Should I contribute more than the "minimum" to KiwiSaver?


If you contribute to KiwiSaver, you're probably eligible for some valuable benefits. If your employer co-contributes (usually up to 3% of your salary), that's free money. If you contribute $1,043, the Government will kick in $521. 

However, the tangible benefits largely stop there. 

And there are disadvantages of investing in KiwiSaver. Namely, with limited exceptions, you can't access these funds until you reach your mid- to late-sixties.

But I'll tell you a secret. My wife contributes 8% of her income to KiwiSaver. Even though she'd maximise the benefits of contributing if she contributed just 3%. 

(I'm setting up a new business, so I'm capping my contributions at $1,043 per year until my income gets back to a "normal" level. But in past roles I have contributed the maximum as well, and in future years I'll start contributing more again.)

So why does a financial adviser and the wife of a financial adviser contribute so much to KiwiSaver?

Behavioural reasons, my dear Watson. Behavioural reasons.

Do you want to know the secret to dealing with temptation? 

It's better to avoid temptation than resist it.

You don't spend money that never ends up in your bank account. You don't miss income that you never received in the first place. 

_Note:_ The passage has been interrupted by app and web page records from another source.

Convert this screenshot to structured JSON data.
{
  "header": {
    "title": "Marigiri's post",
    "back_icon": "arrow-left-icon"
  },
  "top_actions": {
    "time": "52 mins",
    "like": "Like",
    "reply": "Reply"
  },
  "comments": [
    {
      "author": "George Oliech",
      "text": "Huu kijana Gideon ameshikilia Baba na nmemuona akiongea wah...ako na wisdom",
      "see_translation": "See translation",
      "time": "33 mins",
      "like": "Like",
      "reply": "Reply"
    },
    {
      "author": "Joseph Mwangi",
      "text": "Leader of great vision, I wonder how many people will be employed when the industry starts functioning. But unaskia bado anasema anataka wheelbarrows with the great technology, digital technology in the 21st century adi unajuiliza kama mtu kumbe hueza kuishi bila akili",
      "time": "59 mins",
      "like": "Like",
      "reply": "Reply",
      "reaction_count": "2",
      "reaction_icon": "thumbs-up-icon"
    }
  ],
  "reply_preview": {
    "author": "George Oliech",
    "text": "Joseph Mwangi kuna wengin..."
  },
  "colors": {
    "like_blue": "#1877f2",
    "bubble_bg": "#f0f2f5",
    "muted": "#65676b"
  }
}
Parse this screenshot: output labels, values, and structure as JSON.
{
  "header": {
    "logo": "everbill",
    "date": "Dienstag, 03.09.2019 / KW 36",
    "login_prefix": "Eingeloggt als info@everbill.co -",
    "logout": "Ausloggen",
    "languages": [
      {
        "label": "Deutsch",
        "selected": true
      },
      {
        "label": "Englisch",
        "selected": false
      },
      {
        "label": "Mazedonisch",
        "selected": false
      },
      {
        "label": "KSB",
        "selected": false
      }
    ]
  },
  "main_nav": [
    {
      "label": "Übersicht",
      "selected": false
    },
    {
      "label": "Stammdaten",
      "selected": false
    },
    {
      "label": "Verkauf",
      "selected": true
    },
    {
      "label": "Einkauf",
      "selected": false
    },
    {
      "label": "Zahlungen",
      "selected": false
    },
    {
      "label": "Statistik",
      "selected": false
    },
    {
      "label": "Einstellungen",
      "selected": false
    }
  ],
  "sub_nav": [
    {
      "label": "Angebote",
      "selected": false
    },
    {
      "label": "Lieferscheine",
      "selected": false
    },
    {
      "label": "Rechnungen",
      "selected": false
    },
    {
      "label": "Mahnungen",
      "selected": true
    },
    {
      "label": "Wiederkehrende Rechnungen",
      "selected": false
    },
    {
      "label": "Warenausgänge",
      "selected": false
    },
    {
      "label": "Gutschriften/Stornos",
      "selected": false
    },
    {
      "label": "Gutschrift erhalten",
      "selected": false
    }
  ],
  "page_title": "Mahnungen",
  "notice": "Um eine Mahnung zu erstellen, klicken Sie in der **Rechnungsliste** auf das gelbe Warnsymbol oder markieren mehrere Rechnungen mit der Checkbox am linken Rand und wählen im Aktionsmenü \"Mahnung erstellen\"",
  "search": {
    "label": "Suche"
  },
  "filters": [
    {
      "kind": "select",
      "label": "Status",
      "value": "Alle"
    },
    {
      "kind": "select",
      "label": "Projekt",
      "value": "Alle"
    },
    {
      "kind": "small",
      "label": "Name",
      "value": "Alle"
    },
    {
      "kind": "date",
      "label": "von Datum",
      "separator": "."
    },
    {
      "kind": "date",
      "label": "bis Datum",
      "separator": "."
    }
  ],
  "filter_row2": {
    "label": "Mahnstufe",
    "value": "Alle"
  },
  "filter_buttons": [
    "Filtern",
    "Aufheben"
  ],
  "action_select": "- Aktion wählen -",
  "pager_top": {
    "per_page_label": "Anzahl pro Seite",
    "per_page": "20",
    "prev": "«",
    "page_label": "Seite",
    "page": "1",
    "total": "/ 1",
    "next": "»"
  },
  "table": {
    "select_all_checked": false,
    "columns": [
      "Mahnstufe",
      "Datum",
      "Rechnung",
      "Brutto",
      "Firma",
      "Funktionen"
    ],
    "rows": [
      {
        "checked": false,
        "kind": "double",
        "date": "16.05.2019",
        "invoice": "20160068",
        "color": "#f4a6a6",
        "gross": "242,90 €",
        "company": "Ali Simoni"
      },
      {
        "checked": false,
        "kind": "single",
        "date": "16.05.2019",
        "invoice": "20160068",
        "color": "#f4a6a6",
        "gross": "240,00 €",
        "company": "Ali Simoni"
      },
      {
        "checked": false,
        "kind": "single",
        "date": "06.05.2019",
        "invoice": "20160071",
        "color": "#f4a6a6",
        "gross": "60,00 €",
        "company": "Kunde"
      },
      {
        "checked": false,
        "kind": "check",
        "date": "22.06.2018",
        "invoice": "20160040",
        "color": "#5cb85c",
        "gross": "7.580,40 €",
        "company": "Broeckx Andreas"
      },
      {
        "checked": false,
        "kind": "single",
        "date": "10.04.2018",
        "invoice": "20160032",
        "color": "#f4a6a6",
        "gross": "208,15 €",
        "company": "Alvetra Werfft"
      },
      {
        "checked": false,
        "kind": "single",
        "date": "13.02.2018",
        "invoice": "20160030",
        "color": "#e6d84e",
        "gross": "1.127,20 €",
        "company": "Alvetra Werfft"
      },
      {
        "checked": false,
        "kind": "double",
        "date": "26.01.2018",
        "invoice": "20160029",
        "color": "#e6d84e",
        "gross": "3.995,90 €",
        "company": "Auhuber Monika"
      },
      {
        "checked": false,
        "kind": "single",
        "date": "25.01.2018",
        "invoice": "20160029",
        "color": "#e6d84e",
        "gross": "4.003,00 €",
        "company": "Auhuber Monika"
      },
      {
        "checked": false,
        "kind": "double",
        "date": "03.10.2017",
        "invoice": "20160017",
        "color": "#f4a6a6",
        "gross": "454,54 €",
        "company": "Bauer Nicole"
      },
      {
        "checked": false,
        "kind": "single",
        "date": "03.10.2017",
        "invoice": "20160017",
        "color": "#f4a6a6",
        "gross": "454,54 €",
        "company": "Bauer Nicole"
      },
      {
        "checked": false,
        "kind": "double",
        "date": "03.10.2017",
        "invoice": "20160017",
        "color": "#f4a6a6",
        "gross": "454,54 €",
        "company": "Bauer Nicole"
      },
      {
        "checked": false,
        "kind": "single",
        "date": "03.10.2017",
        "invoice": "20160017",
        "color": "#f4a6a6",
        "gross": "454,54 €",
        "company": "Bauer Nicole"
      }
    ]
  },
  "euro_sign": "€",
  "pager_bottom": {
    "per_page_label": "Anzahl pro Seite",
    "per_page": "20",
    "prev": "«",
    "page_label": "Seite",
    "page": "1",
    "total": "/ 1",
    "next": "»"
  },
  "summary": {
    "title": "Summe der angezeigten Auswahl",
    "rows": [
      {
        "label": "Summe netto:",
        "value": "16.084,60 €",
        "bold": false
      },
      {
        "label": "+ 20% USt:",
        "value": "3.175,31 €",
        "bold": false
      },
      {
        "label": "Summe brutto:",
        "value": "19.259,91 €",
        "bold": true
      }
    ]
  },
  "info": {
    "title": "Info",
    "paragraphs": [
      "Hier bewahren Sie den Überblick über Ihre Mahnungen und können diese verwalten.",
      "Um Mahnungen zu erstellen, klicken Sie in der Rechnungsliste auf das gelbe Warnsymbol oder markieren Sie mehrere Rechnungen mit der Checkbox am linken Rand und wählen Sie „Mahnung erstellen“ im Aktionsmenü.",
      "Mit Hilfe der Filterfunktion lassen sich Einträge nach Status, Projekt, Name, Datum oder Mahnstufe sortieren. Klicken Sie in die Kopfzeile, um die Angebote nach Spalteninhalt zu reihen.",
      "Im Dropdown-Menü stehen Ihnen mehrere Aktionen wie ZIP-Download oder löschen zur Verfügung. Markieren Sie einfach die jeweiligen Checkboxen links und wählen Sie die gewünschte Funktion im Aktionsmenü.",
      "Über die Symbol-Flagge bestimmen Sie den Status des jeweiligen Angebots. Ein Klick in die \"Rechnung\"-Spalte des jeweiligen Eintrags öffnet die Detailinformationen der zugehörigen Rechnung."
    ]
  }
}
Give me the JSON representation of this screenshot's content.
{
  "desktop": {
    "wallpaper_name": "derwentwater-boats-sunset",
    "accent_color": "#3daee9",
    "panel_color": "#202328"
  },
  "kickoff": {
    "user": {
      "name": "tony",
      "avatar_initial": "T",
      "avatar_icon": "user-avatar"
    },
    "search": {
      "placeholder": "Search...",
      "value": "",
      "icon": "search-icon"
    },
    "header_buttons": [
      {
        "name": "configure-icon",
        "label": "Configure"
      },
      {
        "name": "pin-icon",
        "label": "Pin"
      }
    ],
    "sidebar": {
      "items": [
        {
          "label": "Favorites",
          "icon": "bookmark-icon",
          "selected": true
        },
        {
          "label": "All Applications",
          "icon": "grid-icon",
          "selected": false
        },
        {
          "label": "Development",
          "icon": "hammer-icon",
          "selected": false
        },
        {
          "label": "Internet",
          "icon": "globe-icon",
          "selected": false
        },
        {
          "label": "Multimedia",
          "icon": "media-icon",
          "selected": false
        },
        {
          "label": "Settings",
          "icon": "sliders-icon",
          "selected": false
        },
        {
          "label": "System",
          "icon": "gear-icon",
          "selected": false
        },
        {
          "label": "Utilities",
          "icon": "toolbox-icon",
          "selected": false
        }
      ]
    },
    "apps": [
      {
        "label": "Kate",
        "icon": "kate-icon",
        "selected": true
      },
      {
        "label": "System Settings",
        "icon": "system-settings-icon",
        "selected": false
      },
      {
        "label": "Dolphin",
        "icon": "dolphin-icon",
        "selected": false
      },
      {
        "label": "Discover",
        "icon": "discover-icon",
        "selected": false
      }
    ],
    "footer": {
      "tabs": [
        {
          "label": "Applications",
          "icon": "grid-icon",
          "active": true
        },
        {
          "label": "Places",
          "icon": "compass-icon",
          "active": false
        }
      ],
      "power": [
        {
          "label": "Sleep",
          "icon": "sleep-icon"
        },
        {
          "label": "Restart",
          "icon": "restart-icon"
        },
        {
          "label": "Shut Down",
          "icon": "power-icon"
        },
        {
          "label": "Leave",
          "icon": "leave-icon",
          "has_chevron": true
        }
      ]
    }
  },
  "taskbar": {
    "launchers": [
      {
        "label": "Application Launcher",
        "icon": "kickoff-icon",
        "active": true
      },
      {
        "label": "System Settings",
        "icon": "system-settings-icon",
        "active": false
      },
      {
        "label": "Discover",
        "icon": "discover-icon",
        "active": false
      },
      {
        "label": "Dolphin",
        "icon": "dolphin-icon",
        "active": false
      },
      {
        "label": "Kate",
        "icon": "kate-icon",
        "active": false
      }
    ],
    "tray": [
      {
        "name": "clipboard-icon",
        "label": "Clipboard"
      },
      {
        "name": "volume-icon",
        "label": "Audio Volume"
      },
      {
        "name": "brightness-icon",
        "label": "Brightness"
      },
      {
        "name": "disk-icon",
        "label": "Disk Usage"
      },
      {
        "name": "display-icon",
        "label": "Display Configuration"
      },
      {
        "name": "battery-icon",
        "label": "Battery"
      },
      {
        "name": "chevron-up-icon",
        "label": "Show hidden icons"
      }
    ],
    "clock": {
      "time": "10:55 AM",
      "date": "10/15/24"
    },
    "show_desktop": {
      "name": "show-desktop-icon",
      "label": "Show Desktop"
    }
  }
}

We're in a fortunate situation where we can do without the 5% of our income. We don't miss it.

But making this small decision - which involves little more than filling in a form or two - will mean our KiwiSaver balances will collectively be worth hundreds of thousands of dollars more than they would have been, had we contributed the minimum to maximise our benefits. 

When it comes to finances, inertia usually works against us. In this case, inertia can work for you.

If you're not in that position yet, you may be in the future. When your income increases, whether through raises or by taking on new roles, consider increasing the proportion of your income you contribute to KiwiSaver.

You won't get any benefits from the Government or your employer. You're subject to some pretty big disadvantages, like not being able to access the money.

But you get the benefit of knowing that when you reach the age when you can access it, the amount in your KiwiSaver balance is going to be substantially higher than it would have been.

If you're a Vulcan, or a purely rational human being (ha!), then contribute the minimum to KiwiSaver to get the benefits. If you're a standard-issue human being, and you're not living payday to payday, then consider increasing your contributions to KiwiSaver. 

You'll probably be glad you did. 

Sonnie Bailey

Sonnie is the founder and principal of Fairhaven Wealth.

Before founding Fairhaven Wealth, Sonnie worked in the legal and financial services industries for over a decade.

Sonnie first became involved with financial advice as a specialist financial services lawyer. For many years, he was an “adviser of advisers”, reviewing thousands of advice files prepared by hundreds of financial advisers, and providing feedback in relation to the quality and appropriateness of advice; industry best practice; risk management; and regulatory compliance. He has published work in industry publications and spoken at various financial advice conferences.

Sonnie has also worked with banks, investment management firms, insurers, and derivatives providers.

Sonnie has worked as a private client lawyer, focusing on succession, estate planning and trusts. He ran his own legal firm in Australia before relocating to New Zealand. He has also acted in independent trustee and company director positions.

Sonnie is passionate about helping people achieve their goals and manage the risks to which they are exposed.

He has written extensively on his blog, New Zealand Wealth and Risk, which can be found at

Sonnie is married to his wonderful wife Chrissy, and has two young children, Ben and Anna.